Fences – Failure Sculptures
Failure Sculptures is a steady outing
Christopher Mansfield, under his alter-ego, Fences, has made himself well known through the collaborations with Macklemore and Tegan & Sara. It’s set him up with well-deserved excitement for his new album Failure Sculptures. The genre of pop scores a good reputation with artists like Fences. I wouldn’t necessarily categorize this album as pop, but Failure Sculptures has catchy songs that will appeal to a large scale, however it keeps the integrity of accomplished music. Each song provides a story that allows you to drift into your own thoughts. He also uses idioms like there is no tomorrow.
“A Mission” is a lower-toned song that launches the album with an echoing sound of voice and guitar, and it sets an example of the whimsical type of music that is shown throughout the album. Mansfield has a way with words and was definitely listening in English class. A+ for storytelling. OK, you twisted my arm, I’ll point out some idioms: “body sways like trees in a storm” sung in “Paper Route” and “lately I just pass by like a cloud” heard in “Brass Band”. It’s a great way to paint a picture in your listeners head.
“Same Blues” exposes a folk side to Fences. It has a lovely addition of cello in the background. It is enchanting and flows so well, which makes a terrific inclusion to the album. The plucking and acoustic sound of “Wooden Dove” has a powerful effect, and suits the song well. It follows the theme of echoes and storytelling. Although “War Kid” is a song about divorce, it is a pleasant way to end the album, and it features more idioms; “tears falling like bombs“.

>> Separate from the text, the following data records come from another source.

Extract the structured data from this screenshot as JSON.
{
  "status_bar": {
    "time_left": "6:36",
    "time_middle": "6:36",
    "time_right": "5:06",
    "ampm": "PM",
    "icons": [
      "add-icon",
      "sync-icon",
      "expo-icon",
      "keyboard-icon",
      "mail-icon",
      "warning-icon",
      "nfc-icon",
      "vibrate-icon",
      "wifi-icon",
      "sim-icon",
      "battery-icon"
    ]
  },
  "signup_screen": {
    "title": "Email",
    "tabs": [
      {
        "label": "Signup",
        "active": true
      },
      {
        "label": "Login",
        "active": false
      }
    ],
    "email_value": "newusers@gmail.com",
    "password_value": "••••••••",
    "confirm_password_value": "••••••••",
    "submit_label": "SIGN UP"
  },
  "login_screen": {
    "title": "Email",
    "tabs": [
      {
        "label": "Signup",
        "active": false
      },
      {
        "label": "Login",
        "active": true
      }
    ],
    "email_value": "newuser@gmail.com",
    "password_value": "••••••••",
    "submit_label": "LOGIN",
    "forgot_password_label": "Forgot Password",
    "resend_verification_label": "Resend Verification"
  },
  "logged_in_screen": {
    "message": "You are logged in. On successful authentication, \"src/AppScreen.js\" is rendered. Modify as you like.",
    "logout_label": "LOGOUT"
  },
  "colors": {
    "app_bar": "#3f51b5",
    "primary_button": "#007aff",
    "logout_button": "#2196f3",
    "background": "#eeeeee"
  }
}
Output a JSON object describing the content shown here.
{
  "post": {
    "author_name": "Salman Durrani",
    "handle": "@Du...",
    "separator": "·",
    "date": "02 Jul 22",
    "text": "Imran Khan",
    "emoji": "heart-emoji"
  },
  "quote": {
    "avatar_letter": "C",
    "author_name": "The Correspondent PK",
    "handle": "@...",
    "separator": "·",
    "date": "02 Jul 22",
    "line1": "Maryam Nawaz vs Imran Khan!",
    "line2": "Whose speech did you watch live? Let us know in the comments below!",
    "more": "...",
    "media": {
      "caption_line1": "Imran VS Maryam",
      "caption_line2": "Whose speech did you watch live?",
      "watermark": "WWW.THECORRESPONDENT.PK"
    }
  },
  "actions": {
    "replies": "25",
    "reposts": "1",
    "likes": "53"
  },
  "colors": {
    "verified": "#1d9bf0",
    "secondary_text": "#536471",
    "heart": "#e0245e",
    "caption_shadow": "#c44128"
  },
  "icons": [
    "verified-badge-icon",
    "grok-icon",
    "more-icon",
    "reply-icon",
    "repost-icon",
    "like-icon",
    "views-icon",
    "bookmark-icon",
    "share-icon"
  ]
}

This type of music allows you to drift and flow in and out of your own thoughts. It’s a friendly haunting and emotionally driven set of songs (and don’t forget about the idioms), and while it is quite predictable in a pleasant way, Failure Sculptures is a steady outing.